titled will matter.
Second - a short sale result in cancellation of debt income. Essentially
you're selling the property for less than you owe, the bank writes off the
shortage and issues (usually) a 1099-C to report the cancelled debt. That
debt IS taxable income to the extent that the owner(s) are either insolvent
or bankrupt. This is where title starts to matter.
Assume that there are 5 siblings, each owing 20% of a property worth $100K
with a mortgage of $210K. The property is upside down by $110K OR $22K for
each sibling. If you short sell the property the bank will eat the $110K
and will issue a 1099-C to someone. If the property is titled in individual
names the bank will MOST LIKELY issue the 1099-C to whoever is named first
on the mortgage, if its owned by an LLC or partnership the 1099-C will go to
the LLC and get passed through to the individuals.
Whether the cancellation of debt income is taxable will get determined at
the individual level. So one sibling may be solvent and have to pay tax
while other siblings may be insolvent and may not have to pay tax. Either
way the IRS is going to get notified that someone has phantom income to
Third, and collateral to the cancellation of debt income issue - whose name
is the mortgage in? If there are multiple owners named (all the siblings)
the bank may not agree to a short sale without some verification of the
financial status of the individuals. If the mortgage is in the name of an
LLC they bank may want info on the financial status of the LLC - banks tend
to treat businesses under stricter guidelines than they do individuals under
the assumption that businesses are more knowledgeable and sophisticated. I
will NOT address that assumption, just be aware that it does exist.
So IF the bank allows a short sale everyone needs to be prepared to deal
with the cancelled debt income on their individual returns in one way or
another. If the bank finds out or knows that the owners (either
individually or as an LLC) are not only solvent but have or recently
received cash from a recent sale, do not be surprised if they don't accept a
Fourth - NOW you have to decide if you want to keep the property and pay it
off or keep the mortgage. That is the investment question. Are the
properties a good investment? If so you may want to keep them, if not you
should dump them. You almost have to back into this answer since you need
to know whether the bank will allow a short sale.
Another option would be to ask the bank about settling the mortgage for less
than face value if you pay it off - essentially short selling to yourselves.
If the bank is concerned about you short selling the property and you offer
them a cash buyout for less than face value you'll still have cancellation
of debt income, but perhaps less than in a real short sale. IF doing this
make the properties a good investment for then this may be an option.

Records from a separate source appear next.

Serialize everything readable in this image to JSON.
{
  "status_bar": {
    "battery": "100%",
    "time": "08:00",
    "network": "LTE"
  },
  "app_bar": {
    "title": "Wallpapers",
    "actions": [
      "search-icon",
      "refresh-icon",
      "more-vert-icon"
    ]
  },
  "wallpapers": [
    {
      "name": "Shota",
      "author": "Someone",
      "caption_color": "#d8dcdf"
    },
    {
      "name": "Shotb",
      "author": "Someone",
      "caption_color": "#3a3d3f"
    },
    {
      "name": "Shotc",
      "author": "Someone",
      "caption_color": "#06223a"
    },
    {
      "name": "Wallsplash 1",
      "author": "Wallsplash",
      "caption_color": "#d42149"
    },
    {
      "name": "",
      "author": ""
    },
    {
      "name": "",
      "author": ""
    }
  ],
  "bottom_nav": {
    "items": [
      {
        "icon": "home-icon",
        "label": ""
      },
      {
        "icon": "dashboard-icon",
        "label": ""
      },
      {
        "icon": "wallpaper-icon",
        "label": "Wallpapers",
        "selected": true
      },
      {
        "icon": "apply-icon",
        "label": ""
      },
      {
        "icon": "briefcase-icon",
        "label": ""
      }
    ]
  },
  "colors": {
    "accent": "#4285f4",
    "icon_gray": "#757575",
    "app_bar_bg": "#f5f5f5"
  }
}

Lastly, keep in mind that short selling will result in a note on someone's
credit report, again depending on how the mortgage and deed are written. It
is entirely possible that the 1099-C gets issued to ONE sibling and that

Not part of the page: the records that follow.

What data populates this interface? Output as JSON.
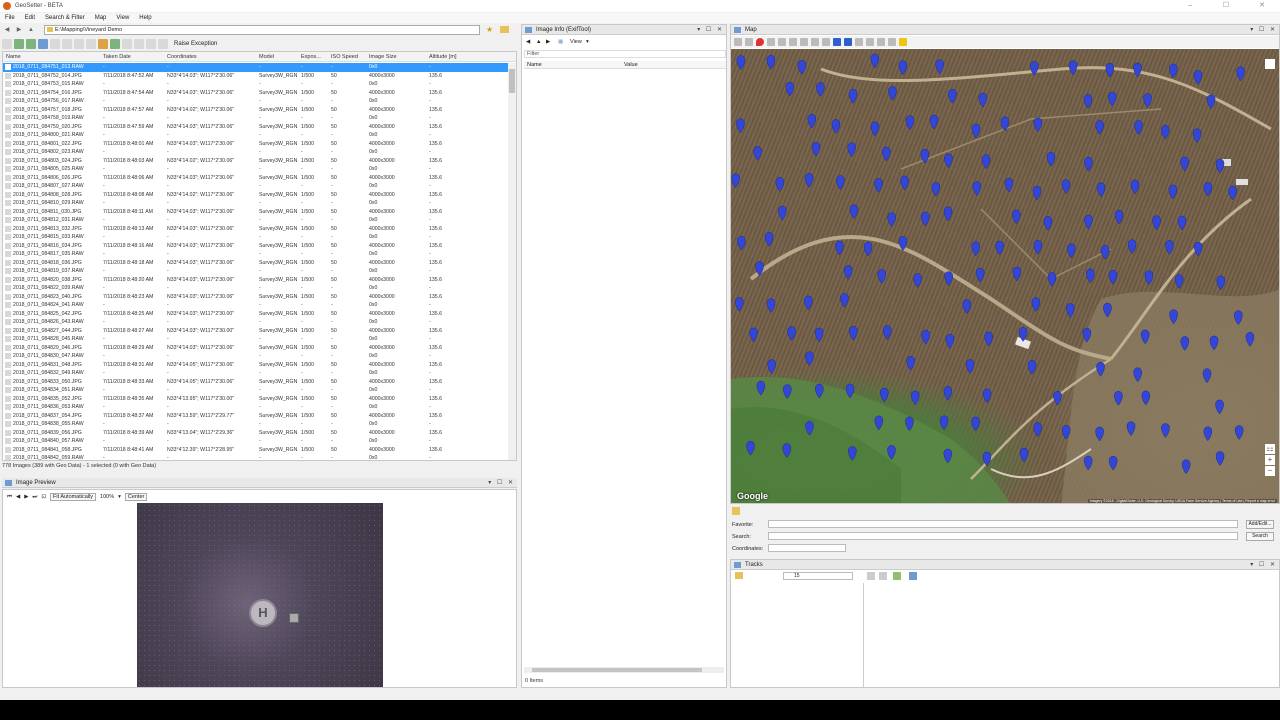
{
  "window": {
    "title": "GeoSetter - BETA"
  },
  "menu": [
    "File",
    "Edit",
    "Search & Filter",
    "Map",
    "View",
    "Help"
  ],
  "path": {
    "value": "E:\\Mapping\\Vineyard Demo"
  },
  "toolbar": {
    "raise_label": "Raise Exception"
  },
  "file_table": {
    "columns": [
      "Name",
      "Taken Date",
      "Coordinates",
      "Model",
      "Expos...",
      "ISO Speed",
      "Image Size",
      "Altitude [m]"
    ],
    "rows": [
      [
        "2018_0711_084751_013.RAW",
        "-",
        "-",
        "-",
        "-",
        "-",
        "0x0",
        "-"
      ],
      [
        "2018_0711_084752_014.JPG",
        "7/11/2018 8:47:52 AM",
        "N33°4'14.03\"; W117°2'30.06\"",
        "Survey3W_RGN",
        "1/500",
        "50",
        "4000x3000",
        "135.6"
      ],
      [
        "2018_0711_084753_015.RAW",
        "-",
        "-",
        "-",
        "-",
        "-",
        "0x0",
        "-"
      ],
      [
        "2018_0711_084754_016.JPG",
        "7/11/2018 8:47:54 AM",
        "N33°4'14.03\"; W117°2'30.06\"",
        "Survey3W_RGN",
        "1/500",
        "50",
        "4000x3000",
        "135.6"
      ],
      [
        "2018_0711_084756_017.RAW",
        "-",
        "-",
        "-",
        "-",
        "-",
        "0x0",
        "-"
      ],
      [
        "2018_0711_084757_018.JPG",
        "7/11/2018 8:47:57 AM",
        "N33°4'14.02\"; W117°2'30.06\"",
        "Survey3W_RGN",
        "1/500",
        "50",
        "4000x3000",
        "135.6"
      ],
      [
        "2018_0711_084758_019.RAW",
        "-",
        "-",
        "-",
        "-",
        "-",
        "0x0",
        "-"
      ],
      [
        "2018_0711_084759_020.JPG",
        "7/11/2018 8:47:59 AM",
        "N33°4'14.03\"; W117°2'30.06\"",
        "Survey3W_RGN",
        "1/500",
        "50",
        "4000x3000",
        "135.6"
      ],
      [
        "2018_0711_084800_021.RAW",
        "-",
        "-",
        "-",
        "-",
        "-",
        "0x0",
        "-"
      ],
      [
        "2018_0711_084801_022.JPG",
        "7/11/2018 8:48:01 AM",
        "N33°4'14.03\"; W117°2'30.06\"",
        "Survey3W_RGN",
        "1/500",
        "50",
        "4000x3000",
        "135.6"
      ],
      [
        "2018_0711_084802_023.RAW",
        "-",
        "-",
        "-",
        "-",
        "-",
        "0x0",
        "-"
      ],
      [
        "2018_0711_084803_024.JPG",
        "7/11/2018 8:48:03 AM",
        "N33°4'14.02\"; W117°2'30.06\"",
        "Survey3W_RGN",
        "1/500",
        "50",
        "4000x3000",
        "135.6"
      ],
      [
        "2018_0711_084805_025.RAW",
        "-",
        "-",
        "-",
        "-",
        "-",
        "0x0",
        "-"
      ],
      [
        "2018_0711_084806_026.JPG",
        "7/11/2018 8:48:06 AM",
        "N33°4'14.03\"; W117°2'30.06\"",
        "Survey3W_RGN",
        "1/500",
        "50",
        "4000x3000",
        "135.6"
      ],
      [
        "2018_0711_084807_027.RAW",
        "-",
        "-",
        "-",
        "-",
        "-",
        "0x0",
        "-"
      ],
      [
        "2018_0711_084808_028.JPG",
        "7/11/2018 8:48:08 AM",
        "N33°4'14.02\"; W117°2'30.06\"",
        "Survey3W_RGN",
        "1/500",
        "50",
        "4000x3000",
        "135.6"
      ],
      [
        "2018_0711_084810_029.RAW",
        "-",
        "-",
        "-",
        "-",
        "-",
        "0x0",
        "-"
      ],
      [
        "2018_0711_084811_030.JPG",
        "7/11/2018 8:48:11 AM",
        "N33°4'14.03\"; W117°2'30.06\"",
        "Survey3W_RGN",
        "1/500",
        "50",
        "4000x3000",
        "135.6"
      ],
      [
        "2018_0711_084812_031.RAW",
        "-",
        "-",
        "-",
        "-",
        "-",
        "0x0",
        "-"
      ],
      [
        "2018_0711_084813_032.JPG",
        "7/11/2018 8:48:13 AM",
        "N33°4'14.03\"; W117°2'30.06\"",
        "Survey3W_RGN",
        "1/500",
        "50",
        "4000x3000",
        "135.6"
      ],
      [
        "2018_0711_084815_033.RAW",
        "-",
        "-",
        "-",
        "-",
        "-",
        "0x0",
        "-"
      ],
      [
        "2018_0711_084816_034.JPG",
        "7/11/2018 8:48:16 AM",
        "N33°4'14.03\"; W117°2'30.06\"",
        "Survey3W_RGN",
        "1/500",
        "50",
        "4000x3000",
        "135.6"
      ],
      [
        "2018_0711_084817_035.RAW",
        "-",
        "-",
        "-",
        "-",
        "-",
        "0x0",
        "-"
      ],
      [
        "2018_0711_084818_036.JPG",
        "7/11/2018 8:48:18 AM",
        "N33°4'14.03\"; W117°2'30.06\"",
        "Survey3W_RGN",
        "1/500",
        "50",
        "4000x3000",
        "135.6"
      ],
      [
        "2018_0711_084819_037.RAW",
        "-",
        "-",
        "-",
        "-",
        "-",
        "0x0",
        "-"
      ],
      [
        "2018_0711_084820_038.JPG",
        "7/11/2018 8:48:20 AM",
        "N33°4'14.03\"; W117°2'30.06\"",
        "Survey3W_RGN",
        "1/500",
        "50",
        "4000x3000",
        "135.6"
      ],
      [
        "2018_0711_084822_039.RAW",
        "-",
        "-",
        "-",
        "-",
        "-",
        "0x0",
        "-"
      ],
      [
        "2018_0711_084823_040.JPG",
        "7/11/2018 8:48:23 AM",
        "N33°4'14.03\"; W117°2'30.06\"",
        "Survey3W_RGN",
        "1/500",
        "50",
        "4000x3000",
        "135.6"
      ],
      [
        "2018_0711_084824_041.RAW",
        "-",
        "-",
        "-",
        "-",
        "-",
        "0x0",
        "-"
      ],
      [
        "2018_0711_084825_042.JPG",
        "7/11/2018 8:48:25 AM",
        "N33°4'14.03\"; W117°2'30.00\"",
        "Survey3W_RGN",
        "1/500",
        "50",
        "4000x3000",
        "135.6"
      ],
      [
        "2018_0711_084826_043.RAW",
        "-",
        "-",
        "-",
        "-",
        "-",
        "0x0",
        "-"
      ],
      [
        "2018_0711_084827_044.JPG",
        "7/11/2018 8:48:27 AM",
        "N33°4'14.03\"; W117°2'30.00\"",
        "Survey3W_RGN",
        "1/500",
        "50",
        "4000x3000",
        "135.6"
      ],
      [
        "2018_0711_084828_045.RAW",
        "-",
        "-",
        "-",
        "-",
        "-",
        "0x0",
        "-"
      ],
      [
        "2018_0711_084829_046.JPG",
        "7/11/2018 8:48:29 AM",
        "N33°4'14.03\"; W117°2'30.06\"",
        "Survey3W_RGN",
        "1/500",
        "50",
        "4000x3000",
        "135.6"
      ],
      [
        "2018_0711_084830_047.RAW",
        "-",
        "-",
        "-",
        "-",
        "-",
        "0x0",
        "-"
      ],
      [
        "2018_0711_084831_048.JPG",
        "7/11/2018 8:48:31 AM",
        "N33°4'14.05\"; W117°2'30.06\"",
        "Survey3W_RGN",
        "1/500",
        "50",
        "4000x3000",
        "135.6"
      ],
      [
        "2018_0711_084832_049.RAW",
        "-",
        "-",
        "-",
        "-",
        "-",
        "0x0",
        "-"
      ],
      [
        "2018_0711_084833_050.JPG",
        "7/11/2018 8:48:33 AM",
        "N33°4'14.05\"; W117°2'30.06\"",
        "Survey3W_RGN",
        "1/500",
        "50",
        "4000x3000",
        "135.6"
      ],
      [
        "2018_0711_084834_051.RAW",
        "-",
        "-",
        "-",
        "-",
        "-",
        "0x0",
        "-"
      ],
      [
        "2018_0711_084835_052.JPG",
        "7/11/2018 8:48:35 AM",
        "N33°4'13.95\"; W117°2'30.00\"",
        "Survey3W_RGN",
        "1/500",
        "50",
        "4000x3000",
        "135.6"
      ],
      [
        "2018_0711_084836_053.RAW",
        "-",
        "-",
        "-",
        "-",
        "-",
        "0x0",
        "-"
      ],
      [
        "2018_0711_084837_054.JPG",
        "7/11/2018 8:48:37 AM",
        "N33°4'13.59\"; W117°2'29.77\"",
        "Survey3W_RGN",
        "1/500",
        "50",
        "4000x3000",
        "135.6"
      ],
      [
        "2018_0711_084838_055.RAW",
        "-",
        "-",
        "-",
        "-",
        "-",
        "0x0",
        "-"
      ],
      [
        "2018_0711_084839_056.JPG",
        "7/11/2018 8:48:39 AM",
        "N33°4'13.04\"; W117°2'29.36\"",
        "Survey3W_RGN",
        "1/500",
        "50",
        "4000x3000",
        "135.6"
      ],
      [
        "2018_0711_084840_057.RAW",
        "-",
        "-",
        "-",
        "-",
        "-",
        "0x0",
        "-"
      ],
      [
        "2018_0711_084841_058.JPG",
        "7/11/2018 8:48:41 AM",
        "N33°4'12.39\"; W117°2'28.95\"",
        "Survey3W_RGN",
        "1/500",
        "50",
        "4000x3000",
        "135.6"
      ],
      [
        "2018_0711_084842_059.RAW",
        "-",
        "-",
        "-",
        "-",
        "-",
        "0x0",
        "-"
      ]
    ]
  },
  "status": {
    "text": "778 Images (389 with Geo Data) - 1 selected (0 with Geo Data)"
  },
  "preview": {
    "title": "Image Preview",
    "fit_label": "Fit Automatically",
    "zoom_value": "100%",
    "center_label": "Center",
    "helipad_letter": "H"
  },
  "info": {
    "title": "Image Info (ExifTool)",
    "view_label": "View",
    "filter_label": "Filter",
    "col_name": "Name",
    "col_value": "Value",
    "count": "0 Items"
  },
  "map": {
    "title": "Map",
    "logo": "Google",
    "copyright": "Imagery ©2018 , DigitalGlobe, U.S. Geological Survey, USDA Farm Service Agency | Terms of Use | Report a map error",
    "marker_color": "#3346d6",
    "marker_count": 389
  },
  "search": {
    "favorite_label": "Favorite:",
    "search_label": "Search:",
    "coordinates_label": "Coordinates:",
    "addedit_label": "Add/Edit...",
    "search_button": "Search"
  },
  "tracks": {
    "title": "Tracks",
    "count_value": "15"
  },
  "colors": {
    "selection": "#3399ff",
    "accent": "#6f9bd3"
  }
}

sibling's credit report gets dinged while the other siblings get nothing
reported to their credit files. This wouldn't relieve them of the tax
liabilities, just the credit reporting issue - again, all of this DEPENDS on

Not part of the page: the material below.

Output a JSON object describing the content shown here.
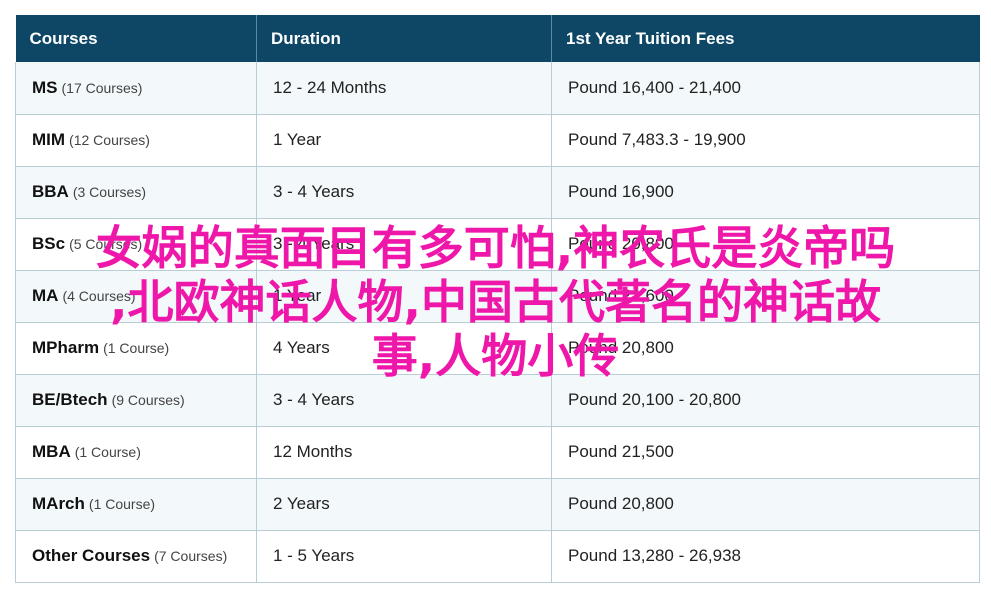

how the properties are titled and who's name the mortgage is recorded in.
And your jurisdiction matters. I am not familiar with Illinois law, not
being an attorney. The tax consequences won't change. See now why I said
you'll need to meet with a local pro first.
Good luck and please keep us posted about what you find out.
Gene E. Utterback, EA, RFC, ABA
Just wanted to say thanks for the detailed list of "thoughts".
I had not really dug into the nits of the Short Sale
and the 1099-C along with the reported "debt income".
If and when the house hopefully actually closes,
then we'll see what scenarios are avail at that time.